A risk-management approach based on the Framingham risk score (FRS), although useful in preventing future coronary artery disease (CAD) events, is unable to identify a considerable portion of patients with CAD who need aggressive medical management. Coronary artery calcium (CAC), an anatomic marker of atherosclerosis, correlates well with presence and extent of CAD. This study investigated mortality risk associated with CAC score and FRS in subjects classified as "low risk" versus "high risk" based on FRS. In total 730 veterans without known CAD (61 ± 10 years old, 12.8% women) underwent measurement of their FRS and CAC. Subjects were classified as "discordant low risk" (DLR) if their FRS was <10% and CAC score was <100 (n = 108, 14.8%) or "discordant high risk" (DHR) if their FRS was <20% and CAC score was 0 (n = 104, 14.2%). Survival analysis was used to compare mortality rates associated with FRS and CAC in DLR versus DHR subjects. Mortality rate during the mean 48-month follow-up was 7.3% (n = 53) including 18.5% (n = 20) in the DLR group and 7.7% (n = 8) in the DHR group, respectively. Adjusted relative risks of mortality were 5.46 (95% confidence interval [CI] 2.44 to 12.20, p = 0.0001) in subjects with CAC score <100 compared to CAC score 0 and 1.35 (95% CI 1.01 to 4.32, p = 0.04) in subjects with FRS <20% compared to FRS <10%. Adjusted relative risk of mortality was 3.6 (95% CI 1.57 to 8.34, p = 0.003) for DLR compared to DHR. Areas under the receiver operator curve to predict mortality were 0.72 for FRS, 0.82 for CAC score, and 0.92 for the combination. In conclusion, the prognostic value of CAC to predict future mortality is superior to the FRS. Addition of CAC score to FRS significantly improves the identification and prognostication of patients without known CAD.

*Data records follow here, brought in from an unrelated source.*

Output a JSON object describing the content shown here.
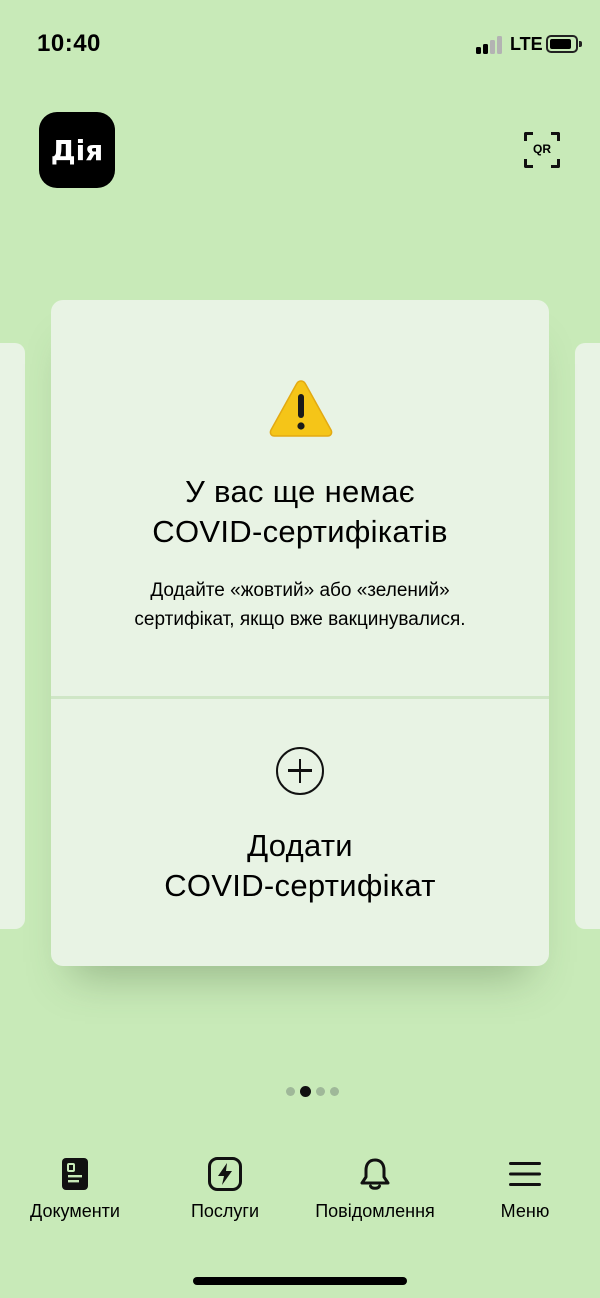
{
  "status_bar": {
    "time": "10:40",
    "network": "LTE",
    "signal_bars_active": 2,
    "signal_bars_total": 4,
    "battery_level": 0.75
  },
  "header": {
    "logo_text": "Дія",
    "qr_label": "QR",
    "qr_icon": "qr-scan-icon"
  },
  "carousel": {
    "total_pages": 4,
    "active_page": 1
  },
  "card": {
    "icon": "warning-icon",
    "title_line1": "У вас ще немає",
    "title_line2": "COVID-сертифікатів",
    "description_line1": "Додайте «жовтий» або «зелений»",
    "description_line2": "сертифікат, якщо вже вакцинувалися.",
    "add_icon": "plus-circle-icon",
    "add_label_line1": "Додати",
    "add_label_line2": "COVID-сертифікат"
  },
  "tabs": [
    {
      "label": "Документи",
      "icon": "document-icon"
    },
    {
      "label": "Послуги",
      "icon": "lightning-icon"
    },
    {
      "label": "Повідомлення",
      "icon": "bell-icon"
    },
    {
      "label": "Меню",
      "icon": "menu-icon"
    }
  ],
  "colors": {
    "background": "#c8eab8",
    "card": "#e8f3e4",
    "warning": "#f5c518",
    "text": "#000000"
  }
}
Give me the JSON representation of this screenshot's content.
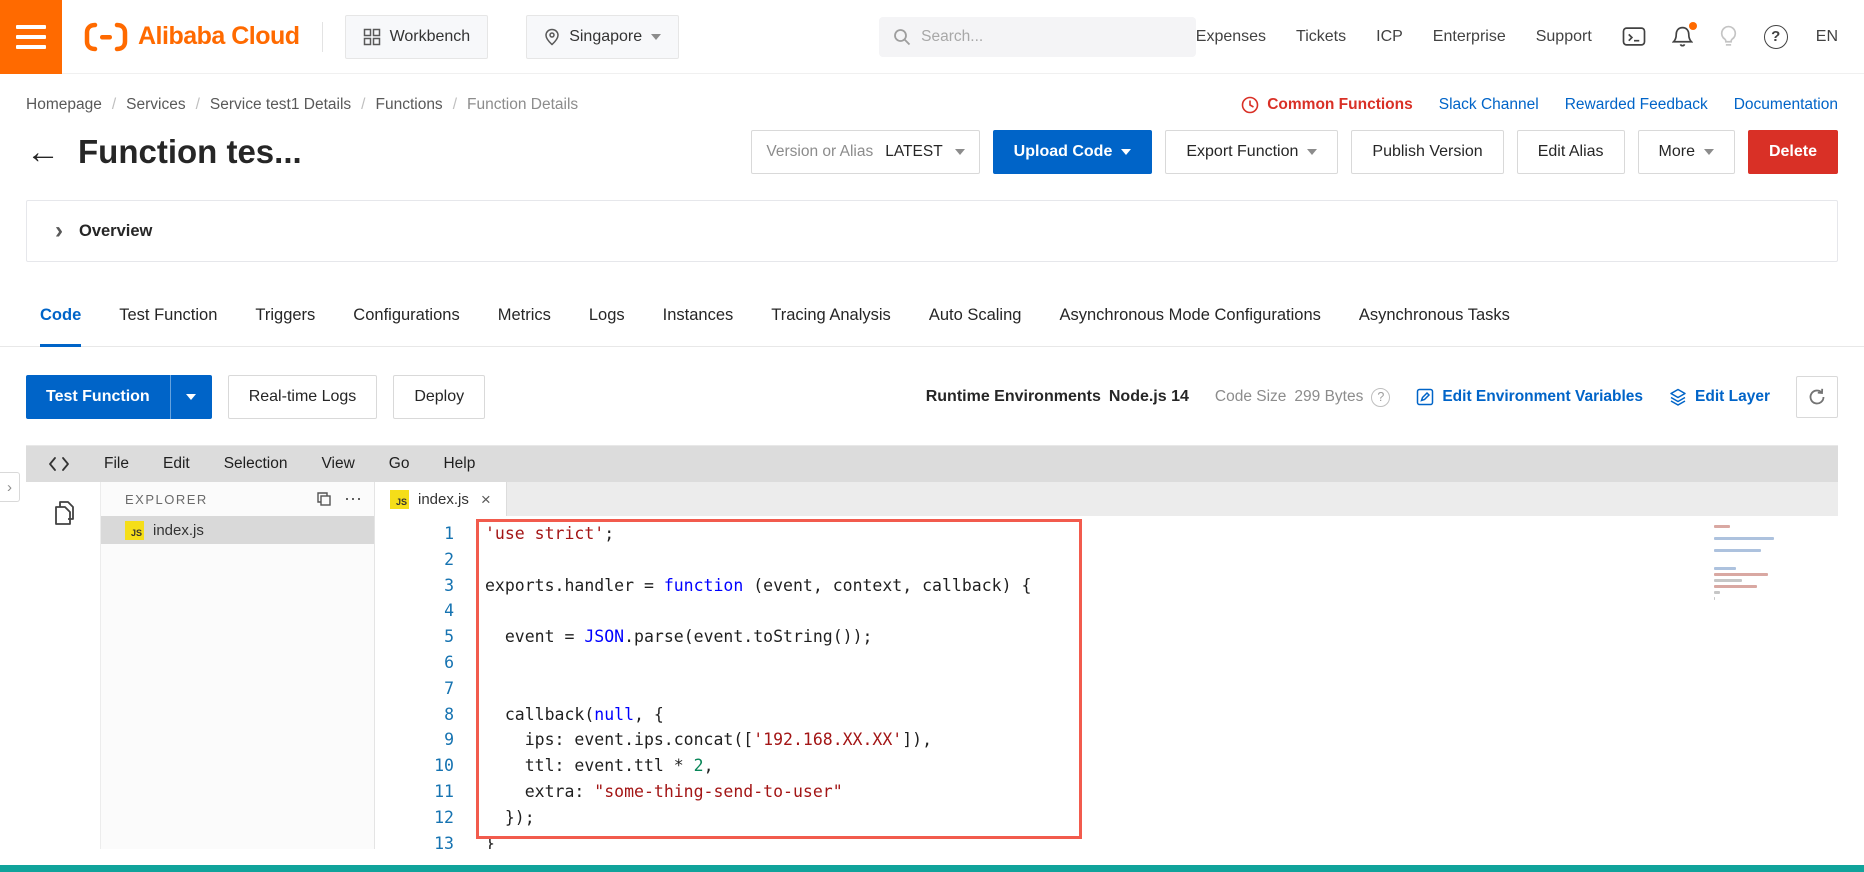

ASJC Scopus subject areas
- Cardiology and Cardiovascular Medicine